And this is the user agent string when iOS is running via the browser or via installed PWA:

Mozilla/5.0 (iPhone; CPU iPhone OS 14_8_1 like Mac OS X)
  AppleWebKit/605.1.15 (KHTML, like Gecko)
  Version/14.1.2 Mobile/15E148 Safari/604.1

And this is the user agent string when iOS is rendering the page via Chrome, which is really just Safari with a different wrapper:

Mozilla/5.0 (iPhone; CPU iPhone OS 14_8 like Mac OS X)
  AppleWebKit/605.1.15 (KHTML, like Gecko)
  CriOS/96.0.4664.101 Mobile/15E148 Safari/604.1

Notice that the Safari moniker is missing in the TWA! Luckily, the existing platform check still works. We can then deduce that if the device is running iOS, and if the word "Safari" is missing in the user agent, then it must be installed as a TWA.

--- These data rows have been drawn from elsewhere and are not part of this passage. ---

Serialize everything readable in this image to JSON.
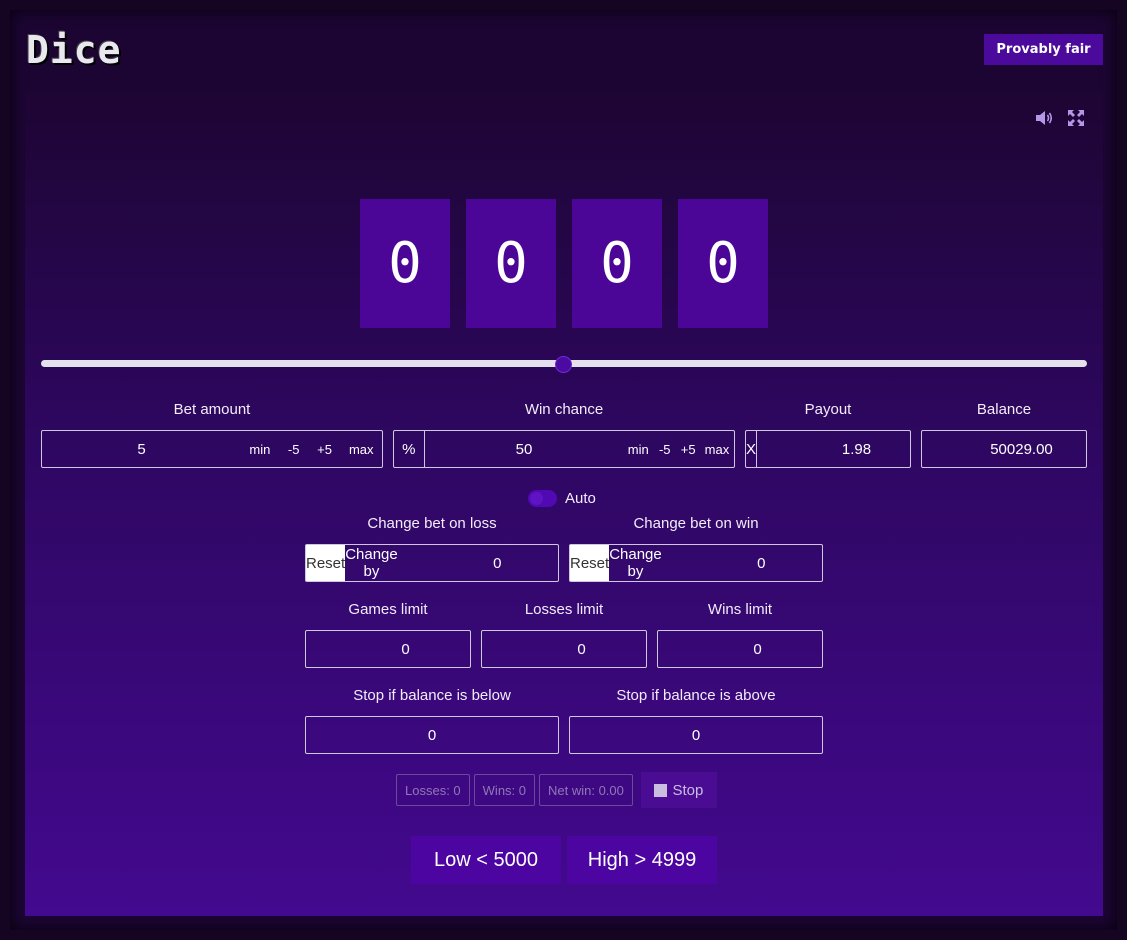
{
  "header": {
    "logo": "Dice",
    "provably_fair": "Provably fair",
    "icons": [
      "volume-icon",
      "fullscreen-icon"
    ]
  },
  "digits": [
    "0",
    "0",
    "0",
    "0"
  ],
  "slider": {
    "value_fraction": 0.5
  },
  "bet_amount": {
    "label": "Bet amount",
    "value": "5",
    "buttons": {
      "min": "min",
      "minus": "-5",
      "plus": "+5",
      "max": "max"
    }
  },
  "win_chance": {
    "label": "Win chance",
    "prefix": "%",
    "value": "50",
    "buttons": {
      "min": "min",
      "minus": "-5",
      "plus": "+5",
      "max": "max"
    }
  },
  "payout": {
    "label": "Payout",
    "prefix": "X",
    "value": "1.98"
  },
  "balance": {
    "label": "Balance",
    "value": "50029.00"
  },
  "auto": {
    "label": "Auto"
  },
  "change_on_loss": {
    "label": "Change bet on loss",
    "reset": "Reset",
    "change_by": "Change by",
    "value": "0"
  },
  "change_on_win": {
    "label": "Change bet on win",
    "reset": "Reset",
    "change_by": "Change by",
    "value": "0"
  },
  "limits": {
    "games": {
      "label": "Games limit",
      "value": "0"
    },
    "losses": {
      "label": "Losses limit",
      "value": "0"
    },
    "wins": {
      "label": "Wins limit",
      "value": "0"
    }
  },
  "stop_balance": {
    "below": {
      "label": "Stop if balance is below",
      "value": "0"
    },
    "above": {
      "label": "Stop if balance is above",
      "value": "0"
    }
  },
  "stats": {
    "losses": "Losses: 0",
    "wins": "Wins: 0",
    "net_win": "Net win: 0.00",
    "stop": "Stop"
  },
  "bets": {
    "low": "Low < 5000",
    "high": "High > 4999"
  },
  "colors": {
    "background": "#150422",
    "digit_bg": "#4b0597",
    "accent": "#4b0a9c",
    "button_bg": "#4c05a1"
  }
}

In the end, this is the code that I'm using to detect platform and if the current context has been launched via the homescreen:

const UA = navigator.userAgent;

const IOS = UA.match(/iPhone|iPad|iPod/);
const ANDROID = UA.match(/Android/);

export const PLATFORM = IOS ? 'ios' : ANDROID ? 'android' : 'unknown';

const standalone = window.matchMedia('(display-mode: standalone)').matches;

export const INSTALLED = !!(standalone || (IOS && !UA.match(/Safari/)));

There are two main takeaways from my findings. The first is that if Firefox is installed as the system browser on Android then it's currently not possible to know if a page is running as a TWA! I would consider it a bug that the display-mode: standalone check fails. While I've used Firefox as a system browser for multiple years I suspect it's uncommon enough that most users won't encounter it. The second takeaway that only the media check from the Stack overflow answer is useful when detecting installation status. While I'd love to use the cleaner navigator.standalone everywhere it's just not as common.

Thomas Hunter II Avatar

Thomas has contributed to dozens of enterprise Node.js services and has worked for a company dedicated to securing Node.js. He has spoken at several conferences on Node.js and JavaScript, is an O'Reilly published author, and is an organizer of NodeSchool SF.